From the New Testament teaching, then, we may draw at least two conclusions. First, there is the existence of hypocrites among professing Christians. They were present in the beginning, and, given Jesus’ parable of the tares and wheat, they will certainly exist until the end of the age (Matthew 13:18-30). In addition, if even an apostle may be guilty of hypocrisy, there is no reason to believe “ordinary” Christians will be free from it. We must always be on our guard that we don’t fall into the very same temptation (1 Corinthians 10:12).
Of course, not everyone who claims to be a Christian is truly a Christian. Perhaps all or most of the famous hypocrites among Christians were in fact pretenders and deceivers. To this day, prominent Christian leaders have fallen into terrible sins. Financial and sexual scandals sometimes seem to plague the Christian community. However, instead of taking the actions of a few and using them to denigrate the whole community of Christians, it needs to be asked whether those who claim to be Christians, yet prove themselves to be hypocrites, are truly Christians. Numerous biblical passages confirm that those who truly belong to Christ will exhibit the fruit of the Spirit (Galatians 5:22-23). Jesus’ parable of the seed and the soils in Matthew 13 makes it clear that not all professions of faith in Him are genuine. Sadly, many who profess to belong to Him will be stunned to one day hear Him say to them, “I never knew you. Away from me, you evildoers!” (Matthew 7:23).
Second, while it should not take us by surprise that people who pretend to be more holy than they are claim to be Christians, we cannot conclude that the Church is made up almost entirely of hypocrites. One surely may concede that all of us who name the name of Jesus Christ remain sinners even when our sin is forgiven. That is, even though we are saved from sins’ eternal penalty (Romans 5:1; 6:23), we are yet to be saved and delivered from the presence of sin in our lives (1 John 1:8-9), including the sin of hypocrisy. Through our living faith in the Lord Jesus, we continually overcome sin’s power until we are finally delivered (1 John 5:4-5).

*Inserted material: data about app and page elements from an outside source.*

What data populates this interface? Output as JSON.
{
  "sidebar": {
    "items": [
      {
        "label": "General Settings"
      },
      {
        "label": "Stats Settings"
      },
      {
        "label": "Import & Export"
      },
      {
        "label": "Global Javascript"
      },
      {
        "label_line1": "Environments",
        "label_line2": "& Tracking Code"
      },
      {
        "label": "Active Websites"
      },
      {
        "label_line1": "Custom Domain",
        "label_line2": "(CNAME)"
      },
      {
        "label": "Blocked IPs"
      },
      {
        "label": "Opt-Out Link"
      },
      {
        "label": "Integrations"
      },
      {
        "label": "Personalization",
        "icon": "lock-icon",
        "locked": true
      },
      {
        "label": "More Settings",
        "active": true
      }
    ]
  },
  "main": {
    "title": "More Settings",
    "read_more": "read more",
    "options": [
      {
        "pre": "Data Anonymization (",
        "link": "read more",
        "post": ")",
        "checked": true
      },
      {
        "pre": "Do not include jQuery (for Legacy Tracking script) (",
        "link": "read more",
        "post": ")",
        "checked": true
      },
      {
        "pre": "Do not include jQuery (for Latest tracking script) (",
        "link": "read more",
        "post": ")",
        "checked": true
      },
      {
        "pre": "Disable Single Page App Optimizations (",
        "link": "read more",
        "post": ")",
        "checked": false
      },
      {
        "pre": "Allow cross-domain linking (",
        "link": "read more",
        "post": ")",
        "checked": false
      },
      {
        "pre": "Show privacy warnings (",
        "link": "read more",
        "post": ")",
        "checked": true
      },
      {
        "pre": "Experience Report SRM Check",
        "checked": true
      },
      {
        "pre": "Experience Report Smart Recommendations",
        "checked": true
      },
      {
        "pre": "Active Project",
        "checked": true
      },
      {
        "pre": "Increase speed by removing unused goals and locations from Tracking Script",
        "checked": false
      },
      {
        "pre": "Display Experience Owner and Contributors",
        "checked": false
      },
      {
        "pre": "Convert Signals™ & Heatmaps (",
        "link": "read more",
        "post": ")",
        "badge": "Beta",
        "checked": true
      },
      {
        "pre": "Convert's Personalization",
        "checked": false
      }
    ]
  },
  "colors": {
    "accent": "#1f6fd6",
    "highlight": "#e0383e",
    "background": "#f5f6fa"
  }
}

All Christians fail to perfectly live up to the standard the Bible teaches. No Christian has ever been perfectly Christ-like. However, there are MANY Christians who are genuinely seeking to live the Christian life and are relying more and more on the Holy Spirit to convict, change and empower them to do so. There have been multitudes of Christians who have lived their lives free from scandal. No Christian is perfect, but making a mistake and failing to reach perfection in this life is not the same thing as being a hypocrite.